Gambling is fun for some, but about 2 % of the population* find it becomes a problem. People gamble for fun, for excitement, because they feel they're good at it (despite the evidence), because they believe they can make money, to escape from problems, for social contact, and many other reasons. There was "beginners luck" for many problem gamblers, but this may be due to people who were "Unlucky" at the start realizing that there are many better ways to spend money than gambling. Most long term gamblers will acknowledge that you never really win, you just get a little bit of your money back now and again. Many gamblers will have had problematic childhood or life-course experiences, but certainly not all. Many will have resorted to crime, but not all. Some may have a family history of addiction, but not all.
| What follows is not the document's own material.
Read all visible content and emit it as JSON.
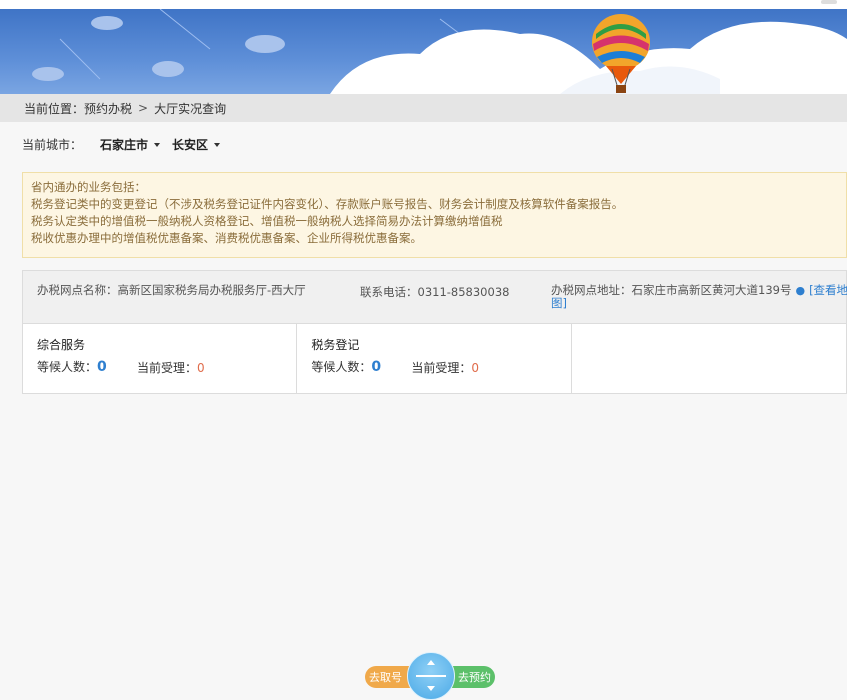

Most gamblers will admit that its not really about the money. After all - if it was about the money we'd stop when we won. Its mainly about the buzz. the "sweat" between stake and outcome - during which there is a glimmer of hope (often just the hope of getting out of the hole that gambling put you in, or more realistically the hope of getting to continue to gamble)
You can't tell a gambler from other people, because they are just like other people.
There are studies which show links to genetics, brain chemistry, shame and guilt, and there are environmental factors which will certainly make it more likely that gambling will become a problem, such as having a big win or being close to someone who does. IT COULD BE YOU (but it probably won't be you who wins).
Very few people can continue gambling safely after they have ever had a problem with it. I'm not going to try to help you control your gambling as I believe its a waste of my time and your money.
Change is possible when you want to make it happen, but is less of a struggle with help
*varies worldwide by country to as much as 5%